Mr Hartnett’s senior colleagues are vocal that they do not believe rules were bent to secure these deals. Graham Black, president of the union that represents senior tax officials, said neither he nor any of Mr Hartnett’s long-time colleagues saw the tax official as less than even-handed in his dealings. “I have absolutely no doubt about Dave Hartnett’s integrity and have not met people who have.”
This view is shared by tax directors. Will Morris, chairman of the CBI tax committee, said: “The idea that HMRC undertakes sweetheart deals is just plain bizarre to me. Anyone who has dealt with HMRC and in particular Dave Hartnett knows they hold most of the cards. They are not a soft touch.”
Some tax professionals think those accusing Mr Hartnett of favouritism have focused on the wrong target, pointing instead to pioneering deals he struck with Liechtenstein and Switzerland. These agreements, designed to recoup billions of pounds from wealthy users of secretive tax havens in return for lenient penalties or anonymity are praised by many advisers as pragmatic but viewed by some as unprincipled.
The accords lend insight to Mr Hartnett’s negotiating style when working with other national tax authorities. Oupa Magashula, commissioner of the South African Revenue Service, has a close relationship with HMRC and said Mr Hartnett’s approach to investigating and information sharing was “done in his estimable style of searching for a common or mutual benefit”. It was offered, he said, “in a spirit of true partnership often way beyond standards expected in law or international treaties”.
The trouble with Dave is he could never stop . . . meddling with things
– Former colleague
Mr Hartnett championed greater cooperation and capacity building throughout Africa, he says. He also travelled widely, giving public speeches about how to organise tax collection. “Dave Hartnett has left an indelible mark in Africa”, he said.
In the US, too, there is praise. Don Korb, who was IRS chief counsel between 2004 and 2009, and now works for Sullivan & Cromwell law firm in Washington swapped ideas with Mr Hartnett on many occasions in his term. “Dave is certainly a cutting edge thinker in the world of tax administration”, he said.
But when Mr Hartnett retires this summer, accolades like these are likely to be drowned out by recriminations.
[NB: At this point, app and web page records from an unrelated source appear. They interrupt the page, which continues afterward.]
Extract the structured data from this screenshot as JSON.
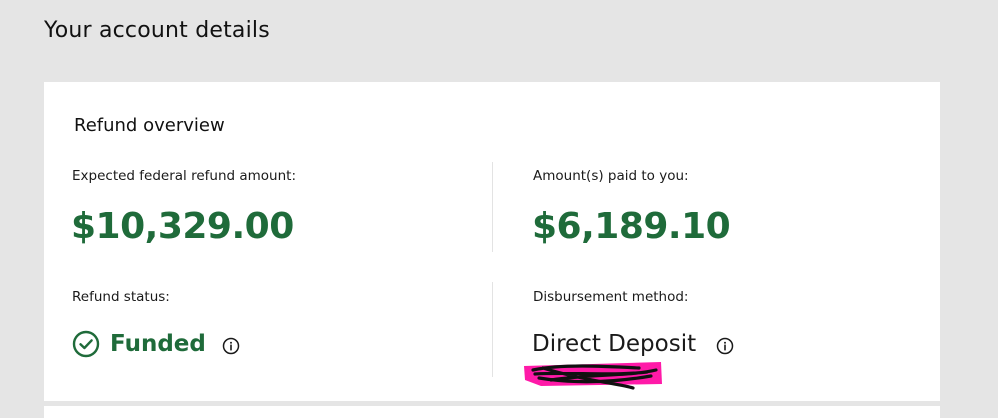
{
  "page": {
    "title": "Your account details"
  },
  "refund_overview": {
    "title": "Refund overview",
    "expected": {
      "label": "Expected federal refund amount:",
      "amount": "$10,329.00"
    },
    "paid": {
      "label": "Amount(s) paid to you:",
      "amount": "$6,189.10"
    },
    "status": {
      "label": "Refund status:",
      "value": "Funded",
      "icon": "check-circle-icon",
      "info_icon": "info-icon"
    },
    "disbursement": {
      "label": "Disbursement method:",
      "value": "Direct Deposit",
      "info_icon": "info-icon"
    }
  },
  "colors": {
    "page_background": "#e5e5e5",
    "card_background": "#ffffff",
    "amount_green": "#1f6b3a",
    "redaction_magenta": "#ff1aa8"
  }
}
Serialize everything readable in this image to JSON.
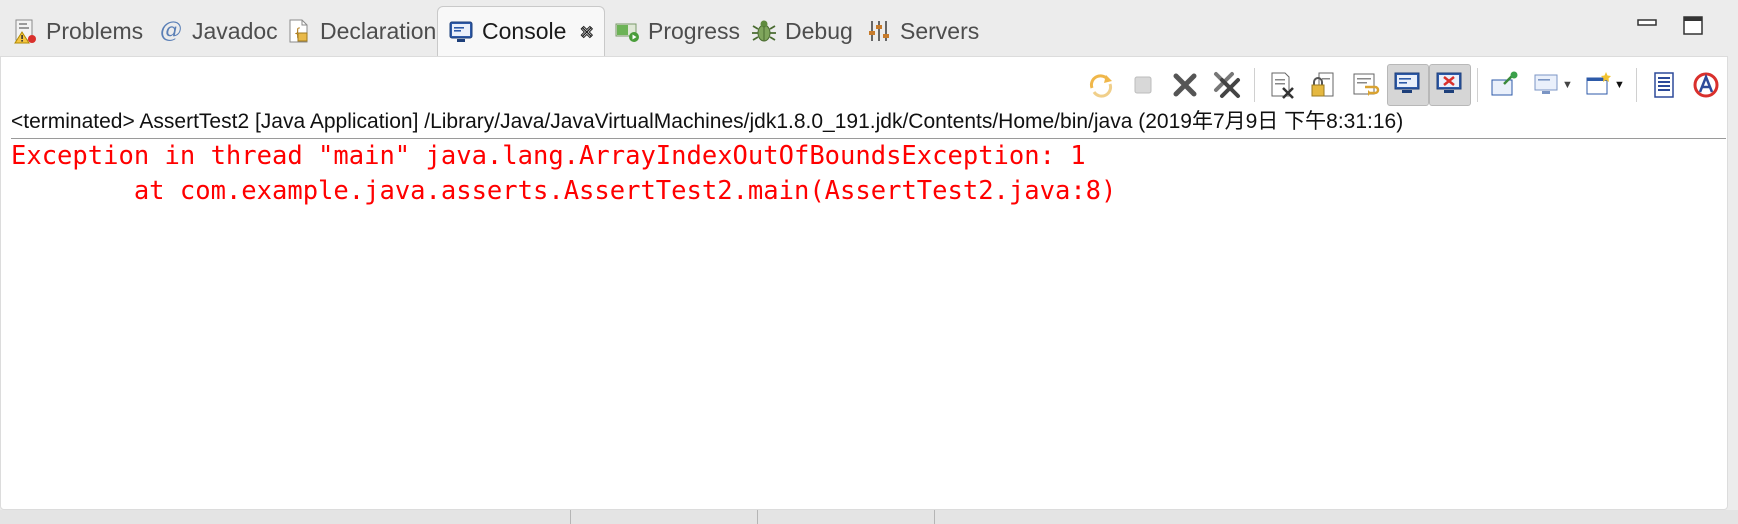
{
  "tabs": [
    {
      "label": "Problems",
      "icon": "problems-icon",
      "active": false
    },
    {
      "label": "Javadoc",
      "icon": "javadoc-icon",
      "active": false
    },
    {
      "label": "Declaration",
      "icon": "declaration-icon",
      "active": false
    },
    {
      "label": "Console",
      "icon": "console-icon",
      "active": true
    },
    {
      "label": "Progress",
      "icon": "progress-icon",
      "active": false
    },
    {
      "label": "Debug",
      "icon": "debug-icon",
      "active": false
    },
    {
      "label": "Servers",
      "icon": "servers-icon",
      "active": false
    }
  ],
  "window_controls": [
    "minimize-icon",
    "maximize-icon"
  ],
  "toolbar": {
    "buttons": [
      "relaunch-icon",
      "terminate-icon",
      "remove-launch-icon",
      "remove-all-terminated-icon",
      "clear-console-icon",
      "scroll-lock-icon",
      "word-wrap-icon",
      "show-on-stdout-icon",
      "show-on-stderr-icon",
      "pin-console-icon",
      "display-selected-console-icon",
      "open-console-icon",
      "toggle-view-icon",
      "run-stop-icon"
    ],
    "pressed": [
      "show-on-stdout-icon",
      "show-on-stderr-icon"
    ]
  },
  "console": {
    "status": "<terminated> AssertTest2 [Java Application] /Library/Java/JavaVirtualMachines/jdk1.8.0_191.jdk/Contents/Home/bin/java (2019年7月9日 下午8:31:16)",
    "output": [
      "Exception in thread \"main\" java.lang.ArrayIndexOutOfBoundsException: 1",
      "\tat com.example.java.asserts.AssertTest2.main(AssertTest2.java:8)"
    ]
  },
  "colors": {
    "stderr": "#ff0000",
    "background": "#ececec",
    "panel": "#ffffff"
  }
}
Anthony Thomas, until recently president of the Chartered Institute of Taxation think tank, said Mr Harnett has been publicly pilloried. “Rather than being remembered as a dedicated public servant with deep tax knowledge who acted with honourable intent, he will be remembered as the man who allegedly did deals with Goldman Sachs and Vodafone”.
A former colleague who has admired Mr Hartnett for much of his career said the damage to his reputation can can be traced to the same characteristics that made him great. “Where have things gone wrong? I think he got caught up with his success and became complacent. He should have seen the warning signs and pulled back from hands-on involvement and strengthened governance” he said.
“He was an inspirational figure. He was the tax man’s tax man. But he probably didn’t look in the rear-view mirror.”